What needs to be done:
Return a copy of each line in the listing that includes the word "object".

** Supplied records follows **

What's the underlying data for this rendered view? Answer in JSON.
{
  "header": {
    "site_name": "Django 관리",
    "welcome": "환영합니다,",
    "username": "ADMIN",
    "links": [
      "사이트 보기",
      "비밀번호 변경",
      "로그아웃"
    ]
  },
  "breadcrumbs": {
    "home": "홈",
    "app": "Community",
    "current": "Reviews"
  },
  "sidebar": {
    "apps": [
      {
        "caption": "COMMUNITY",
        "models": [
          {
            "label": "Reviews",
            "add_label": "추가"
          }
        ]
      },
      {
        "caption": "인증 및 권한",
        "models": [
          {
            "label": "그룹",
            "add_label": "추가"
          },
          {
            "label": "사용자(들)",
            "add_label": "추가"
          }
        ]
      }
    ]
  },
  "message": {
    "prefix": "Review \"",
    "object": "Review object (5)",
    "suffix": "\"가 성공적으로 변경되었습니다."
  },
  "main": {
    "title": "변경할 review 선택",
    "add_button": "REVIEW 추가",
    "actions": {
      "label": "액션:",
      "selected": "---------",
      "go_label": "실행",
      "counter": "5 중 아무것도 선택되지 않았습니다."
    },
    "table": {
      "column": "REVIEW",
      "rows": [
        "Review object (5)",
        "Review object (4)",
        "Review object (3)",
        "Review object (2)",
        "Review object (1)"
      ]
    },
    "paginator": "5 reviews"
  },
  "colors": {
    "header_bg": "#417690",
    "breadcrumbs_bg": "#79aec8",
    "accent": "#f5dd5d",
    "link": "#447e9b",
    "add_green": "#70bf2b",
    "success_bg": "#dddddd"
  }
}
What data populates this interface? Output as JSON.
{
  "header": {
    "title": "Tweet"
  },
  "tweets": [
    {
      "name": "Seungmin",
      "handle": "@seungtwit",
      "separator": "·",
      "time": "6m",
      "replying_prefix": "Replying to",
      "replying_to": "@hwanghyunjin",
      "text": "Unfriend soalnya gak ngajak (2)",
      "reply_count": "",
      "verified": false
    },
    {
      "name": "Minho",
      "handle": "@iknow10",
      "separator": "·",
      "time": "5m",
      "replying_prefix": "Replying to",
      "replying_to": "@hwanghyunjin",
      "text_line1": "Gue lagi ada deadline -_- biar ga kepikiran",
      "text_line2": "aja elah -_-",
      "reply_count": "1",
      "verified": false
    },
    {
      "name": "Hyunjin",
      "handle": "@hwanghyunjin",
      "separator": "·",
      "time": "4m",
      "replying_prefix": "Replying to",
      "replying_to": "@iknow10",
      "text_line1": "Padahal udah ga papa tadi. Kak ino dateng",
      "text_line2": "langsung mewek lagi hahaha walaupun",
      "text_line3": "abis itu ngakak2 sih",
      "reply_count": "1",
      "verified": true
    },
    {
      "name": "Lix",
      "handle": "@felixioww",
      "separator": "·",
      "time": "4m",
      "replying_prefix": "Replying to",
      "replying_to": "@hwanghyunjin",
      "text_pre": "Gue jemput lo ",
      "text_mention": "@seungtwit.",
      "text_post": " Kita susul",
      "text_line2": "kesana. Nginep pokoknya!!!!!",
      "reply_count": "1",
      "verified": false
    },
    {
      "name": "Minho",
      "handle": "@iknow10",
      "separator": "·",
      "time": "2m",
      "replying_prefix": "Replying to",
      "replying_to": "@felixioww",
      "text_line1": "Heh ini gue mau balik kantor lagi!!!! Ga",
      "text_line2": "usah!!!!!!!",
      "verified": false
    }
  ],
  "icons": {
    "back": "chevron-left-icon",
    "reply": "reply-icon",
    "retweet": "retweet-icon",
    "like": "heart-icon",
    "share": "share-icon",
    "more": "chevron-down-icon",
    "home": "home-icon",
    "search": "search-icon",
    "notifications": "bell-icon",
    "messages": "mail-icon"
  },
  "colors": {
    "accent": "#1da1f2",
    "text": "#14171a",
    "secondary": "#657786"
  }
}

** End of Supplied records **

Problem solution:
    "object": "Review object (5)",
        "Review object (5)",
        "Review object (4)",
        "Review object (3)",
        "Review object (2)",
        "Review object (1)"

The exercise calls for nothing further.